RECORDS TO USE:
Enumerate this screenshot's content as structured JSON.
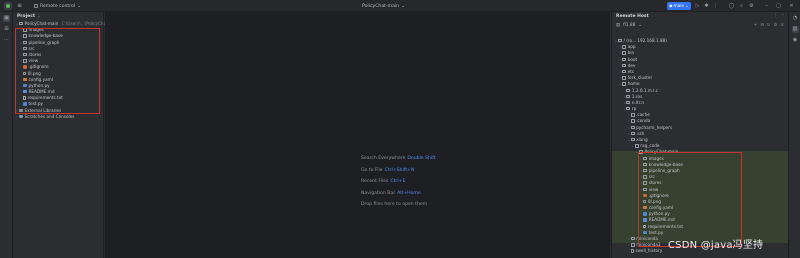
{
  "titlebar": {
    "remote_label": "Remote control",
    "project_name": "PolicyChat-main",
    "run_config": "main"
  },
  "left_stripe": {
    "icons": [
      "project-icon",
      "structure-icon",
      "more-icon"
    ]
  },
  "project_panel": {
    "title": "Project",
    "root": "PolicyChat-main",
    "root_path": "C:\\Users\\...\\PolicyChat-main",
    "items": [
      {
        "label": "images",
        "kind": "folder",
        "depth": 1,
        "arrow": "›"
      },
      {
        "label": "knowledge-base",
        "kind": "folder",
        "depth": 1,
        "arrow": "›"
      },
      {
        "label": "pipeline_graph",
        "kind": "folder",
        "depth": 1,
        "arrow": "›"
      },
      {
        "label": "src",
        "kind": "folder",
        "depth": 1,
        "arrow": "›"
      },
      {
        "label": "stores",
        "kind": "folder",
        "depth": 1,
        "arrow": "›"
      },
      {
        "label": "view",
        "kind": "folder",
        "depth": 1,
        "arrow": "›"
      },
      {
        "label": ".gitignore",
        "kind": "git",
        "depth": 1,
        "arrow": ""
      },
      {
        "label": "0l.png",
        "kind": "file",
        "depth": 1,
        "arrow": ""
      },
      {
        "label": "config.yaml",
        "kind": "yaml",
        "depth": 1,
        "arrow": ""
      },
      {
        "label": "python.py",
        "kind": "py",
        "depth": 1,
        "arrow": ""
      },
      {
        "label": "README.md",
        "kind": "md",
        "depth": 1,
        "arrow": ""
      },
      {
        "label": "requirements.txt",
        "kind": "txt",
        "depth": 1,
        "arrow": ""
      },
      {
        "label": "test.py",
        "kind": "py",
        "depth": 1,
        "arrow": ""
      }
    ],
    "external_libraries": "External Libraries",
    "scratches": "Scratches and Consoles"
  },
  "editor_hints": [
    {
      "label": "Search Everywhere",
      "key": "Double Shift"
    },
    {
      "label": "Go to File",
      "key": "Ctrl+Shift+N"
    },
    {
      "label": "Recent Files",
      "key": "Ctrl+E"
    },
    {
      "label": "Navigation Bar",
      "key": "Alt+Home"
    },
    {
      "label": "Drop files here to open them",
      "key": ""
    }
  ],
  "remote_panel": {
    "title": "Remote Host",
    "connection": "fl1.88",
    "root": "/ (ro... 192.168.1.88)",
    "items": [
      {
        "label": "app",
        "kind": "folder",
        "depth": 1,
        "arrow": "›"
      },
      {
        "label": "bin",
        "kind": "folder",
        "depth": 1,
        "arrow": "›"
      },
      {
        "label": "boot",
        "kind": "folder",
        "depth": 1,
        "arrow": "›"
      },
      {
        "label": "dev",
        "kind": "folder",
        "depth": 1,
        "arrow": "›"
      },
      {
        "label": "etc",
        "kind": "folder",
        "depth": 1,
        "arrow": "›"
      },
      {
        "label": "fork_cluster",
        "kind": "folder",
        "depth": 1,
        "arrow": "›"
      },
      {
        "label": "home",
        "kind": "folder",
        "depth": 1,
        "arrow": "⌄"
      },
      {
        "label": "1.2.0.1.m.l.c",
        "kind": "folder",
        "depth": 2,
        "arrow": ""
      },
      {
        "label": "1.ros",
        "kind": "folder",
        "depth": 2,
        "arrow": "›"
      },
      {
        "label": "n.ltr.n",
        "kind": "folder",
        "depth": 2,
        "arrow": "›"
      },
      {
        "label": "rp",
        "kind": "folder",
        "depth": 2,
        "arrow": "⌄"
      },
      {
        "label": ".cache",
        "kind": "folder",
        "depth": 3,
        "arrow": "›"
      },
      {
        "label": ".conda",
        "kind": "folder",
        "depth": 3,
        "arrow": "›"
      },
      {
        "label": "pycharm_helpers",
        "kind": "folder",
        "depth": 3,
        "arrow": "›"
      },
      {
        "label": ".ssh",
        "kind": "folder",
        "depth": 3,
        "arrow": "›"
      },
      {
        "label": "xiang",
        "kind": "folder",
        "depth": 3,
        "arrow": "⌄"
      },
      {
        "label": "rag_code",
        "kind": "folder",
        "depth": 4,
        "arrow": "⌄"
      },
      {
        "label": "PolicyChat-main",
        "kind": "folder",
        "depth": 5,
        "arrow": "⌄"
      },
      {
        "label": "images",
        "kind": "folder",
        "depth": 6,
        "arrow": "›"
      },
      {
        "label": "knowledge-base",
        "kind": "folder",
        "depth": 6,
        "arrow": "›"
      },
      {
        "label": "pipeline_graph",
        "kind": "folder",
        "depth": 6,
        "arrow": "›"
      },
      {
        "label": "src",
        "kind": "folder",
        "depth": 6,
        "arrow": "›"
      },
      {
        "label": "stores",
        "kind": "folder",
        "depth": 6,
        "arrow": "›"
      },
      {
        "label": "view",
        "kind": "folder",
        "depth": 6,
        "arrow": "›"
      },
      {
        "label": ".gitignore",
        "kind": "git",
        "depth": 6,
        "arrow": ""
      },
      {
        "label": "0l.png",
        "kind": "file",
        "depth": 6,
        "arrow": ""
      },
      {
        "label": "config.yaml",
        "kind": "yaml",
        "depth": 6,
        "arrow": ""
      },
      {
        "label": "python.py",
        "kind": "py",
        "depth": 6,
        "arrow": ""
      },
      {
        "label": "README.md",
        "kind": "md",
        "depth": 6,
        "arrow": ""
      },
      {
        "label": "requirements.txt",
        "kind": "txt",
        "depth": 6,
        "arrow": ""
      },
      {
        "label": "test.py",
        "kind": "py",
        "depth": 6,
        "arrow": ""
      },
      {
        "label": "miniconda",
        "kind": "folder",
        "depth": 3,
        "arrow": "›"
      },
      {
        "label": "miniconda3",
        "kind": "folder",
        "depth": 3,
        "arrow": "›"
      },
      {
        "label": "swell_history",
        "kind": "file",
        "depth": 3,
        "arrow": ""
      }
    ]
  },
  "right_stripe": {
    "icons": [
      "remote-host-icon",
      "database-icon",
      "notifications-icon"
    ]
  },
  "watermark": "CSDN @java冯坚持",
  "colors": {
    "accent": "#3574f0",
    "highlight_box": "#c8312f",
    "shortcut_key": "#548af7"
  }
}
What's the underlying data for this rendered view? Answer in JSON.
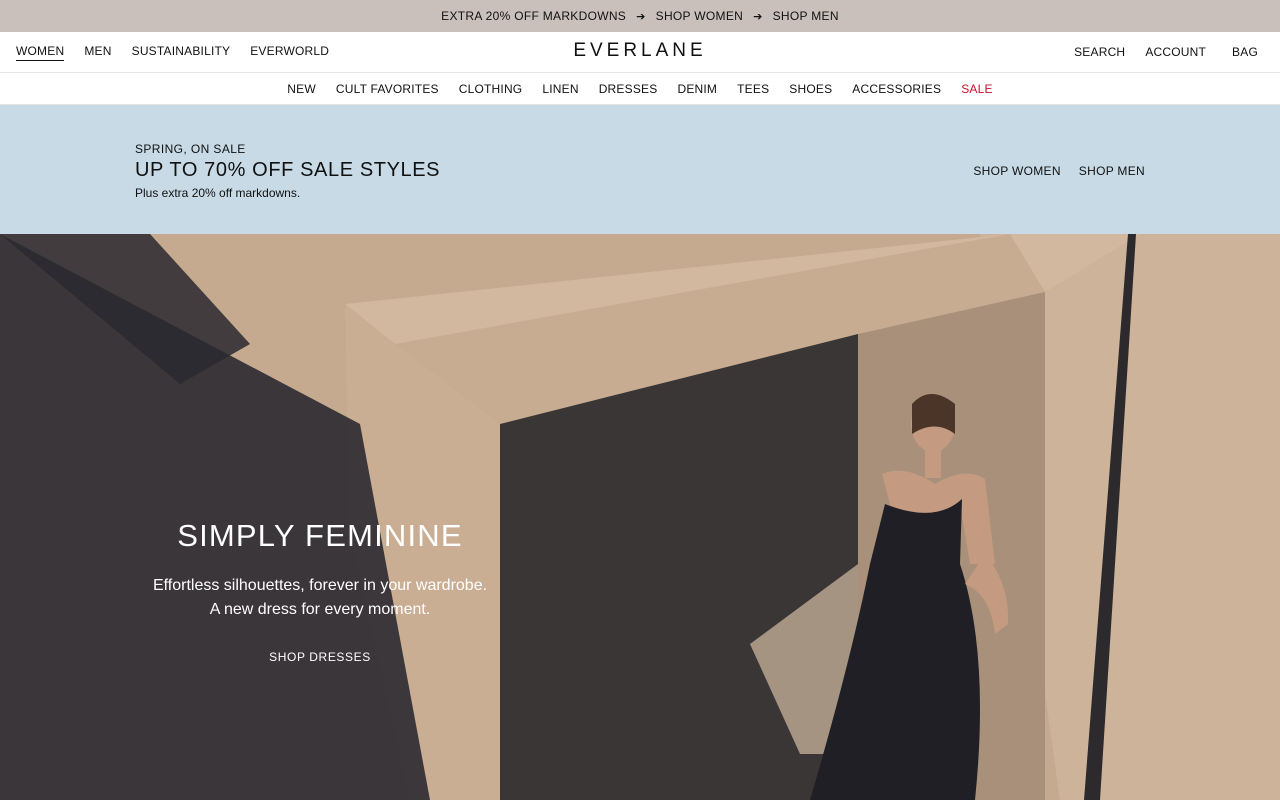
{
  "promo": {
    "text": "EXTRA 20% OFF MARKDOWNS",
    "arrow_icon": "right-arrow-icon",
    "links": [
      "SHOP WOMEN",
      "SHOP MEN"
    ]
  },
  "header": {
    "logo": "EVERLANE",
    "left_nav": [
      "WOMEN",
      "MEN",
      "SUSTAINABILITY",
      "EVERWORLD"
    ],
    "active_left_nav": "WOMEN",
    "right_nav": [
      "SEARCH",
      "ACCOUNT",
      "BAG"
    ]
  },
  "category_nav": [
    "NEW",
    "CULT FAVORITES",
    "CLOTHING",
    "LINEN",
    "DRESSES",
    "DENIM",
    "TEES",
    "SHOES",
    "ACCESSORIES",
    "SALE"
  ],
  "sale_banner": {
    "eyebrow": "SPRING, ON SALE",
    "headline": "UP TO 70% OFF SALE STYLES",
    "subtext": "Plus extra 20% off markdowns.",
    "links": [
      "SHOP WOMEN",
      "SHOP MEN"
    ]
  },
  "hero": {
    "title": "SIMPLY FEMININE",
    "line1": "Effortless silhouettes, forever in your wardrobe.",
    "line2": "A new dress for every moment.",
    "cta": "SHOP DRESSES"
  },
  "colors": {
    "promo_bg": "#c9c0bb",
    "banner_bg": "#c7dae6",
    "sale_red": "#c3142a"
  }
}
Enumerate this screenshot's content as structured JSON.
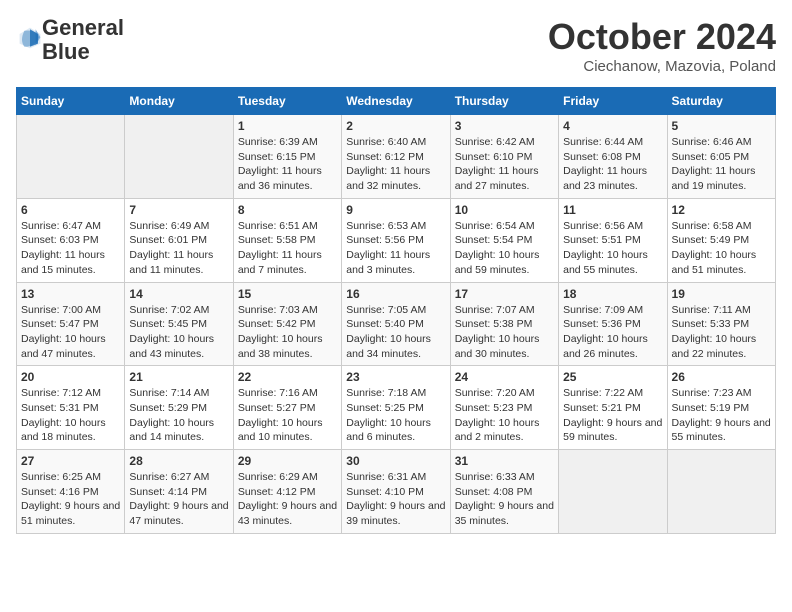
{
  "header": {
    "logo_line1": "General",
    "logo_line2": "Blue",
    "month_title": "October 2024",
    "location": "Ciechanow, Mazovia, Poland"
  },
  "days_of_week": [
    "Sunday",
    "Monday",
    "Tuesday",
    "Wednesday",
    "Thursday",
    "Friday",
    "Saturday"
  ],
  "weeks": [
    [
      {
        "day": "",
        "info": ""
      },
      {
        "day": "",
        "info": ""
      },
      {
        "day": "1",
        "info": "Sunrise: 6:39 AM\nSunset: 6:15 PM\nDaylight: 11 hours and 36 minutes."
      },
      {
        "day": "2",
        "info": "Sunrise: 6:40 AM\nSunset: 6:12 PM\nDaylight: 11 hours and 32 minutes."
      },
      {
        "day": "3",
        "info": "Sunrise: 6:42 AM\nSunset: 6:10 PM\nDaylight: 11 hours and 27 minutes."
      },
      {
        "day": "4",
        "info": "Sunrise: 6:44 AM\nSunset: 6:08 PM\nDaylight: 11 hours and 23 minutes."
      },
      {
        "day": "5",
        "info": "Sunrise: 6:46 AM\nSunset: 6:05 PM\nDaylight: 11 hours and 19 minutes."
      }
    ],
    [
      {
        "day": "6",
        "info": "Sunrise: 6:47 AM\nSunset: 6:03 PM\nDaylight: 11 hours and 15 minutes."
      },
      {
        "day": "7",
        "info": "Sunrise: 6:49 AM\nSunset: 6:01 PM\nDaylight: 11 hours and 11 minutes."
      },
      {
        "day": "8",
        "info": "Sunrise: 6:51 AM\nSunset: 5:58 PM\nDaylight: 11 hours and 7 minutes."
      },
      {
        "day": "9",
        "info": "Sunrise: 6:53 AM\nSunset: 5:56 PM\nDaylight: 11 hours and 3 minutes."
      },
      {
        "day": "10",
        "info": "Sunrise: 6:54 AM\nSunset: 5:54 PM\nDaylight: 10 hours and 59 minutes."
      },
      {
        "day": "11",
        "info": "Sunrise: 6:56 AM\nSunset: 5:51 PM\nDaylight: 10 hours and 55 minutes."
      },
      {
        "day": "12",
        "info": "Sunrise: 6:58 AM\nSunset: 5:49 PM\nDaylight: 10 hours and 51 minutes."
      }
    ],
    [
      {
        "day": "13",
        "info": "Sunrise: 7:00 AM\nSunset: 5:47 PM\nDaylight: 10 hours and 47 minutes."
      },
      {
        "day": "14",
        "info": "Sunrise: 7:02 AM\nSunset: 5:45 PM\nDaylight: 10 hours and 43 minutes."
      },
      {
        "day": "15",
        "info": "Sunrise: 7:03 AM\nSunset: 5:42 PM\nDaylight: 10 hours and 38 minutes."
      },
      {
        "day": "16",
        "info": "Sunrise: 7:05 AM\nSunset: 5:40 PM\nDaylight: 10 hours and 34 minutes."
      },
      {
        "day": "17",
        "info": "Sunrise: 7:07 AM\nSunset: 5:38 PM\nDaylight: 10 hours and 30 minutes."
      },
      {
        "day": "18",
        "info": "Sunrise: 7:09 AM\nSunset: 5:36 PM\nDaylight: 10 hours and 26 minutes."
      },
      {
        "day": "19",
        "info": "Sunrise: 7:11 AM\nSunset: 5:33 PM\nDaylight: 10 hours and 22 minutes."
      }
    ],
    [
      {
        "day": "20",
        "info": "Sunrise: 7:12 AM\nSunset: 5:31 PM\nDaylight: 10 hours and 18 minutes."
      },
      {
        "day": "21",
        "info": "Sunrise: 7:14 AM\nSunset: 5:29 PM\nDaylight: 10 hours and 14 minutes."
      },
      {
        "day": "22",
        "info": "Sunrise: 7:16 AM\nSunset: 5:27 PM\nDaylight: 10 hours and 10 minutes."
      },
      {
        "day": "23",
        "info": "Sunrise: 7:18 AM\nSunset: 5:25 PM\nDaylight: 10 hours and 6 minutes."
      },
      {
        "day": "24",
        "info": "Sunrise: 7:20 AM\nSunset: 5:23 PM\nDaylight: 10 hours and 2 minutes."
      },
      {
        "day": "25",
        "info": "Sunrise: 7:22 AM\nSunset: 5:21 PM\nDaylight: 9 hours and 59 minutes."
      },
      {
        "day": "26",
        "info": "Sunrise: 7:23 AM\nSunset: 5:19 PM\nDaylight: 9 hours and 55 minutes."
      }
    ],
    [
      {
        "day": "27",
        "info": "Sunrise: 6:25 AM\nSunset: 4:16 PM\nDaylight: 9 hours and 51 minutes."
      },
      {
        "day": "28",
        "info": "Sunrise: 6:27 AM\nSunset: 4:14 PM\nDaylight: 9 hours and 47 minutes."
      },
      {
        "day": "29",
        "info": "Sunrise: 6:29 AM\nSunset: 4:12 PM\nDaylight: 9 hours and 43 minutes."
      },
      {
        "day": "30",
        "info": "Sunrise: 6:31 AM\nSunset: 4:10 PM\nDaylight: 9 hours and 39 minutes."
      },
      {
        "day": "31",
        "info": "Sunrise: 6:33 AM\nSunset: 4:08 PM\nDaylight: 9 hours and 35 minutes."
      },
      {
        "day": "",
        "info": ""
      },
      {
        "day": "",
        "info": ""
      }
    ]
  ]
}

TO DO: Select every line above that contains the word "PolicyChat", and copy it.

REPLY TO THE EXERCISE:
    "project_name": "PolicyChat-main",
    "root": "PolicyChat-main",
    "root_path": "C:\\Users\\...\\PolicyChat-main",
        "label": "PolicyChat-main",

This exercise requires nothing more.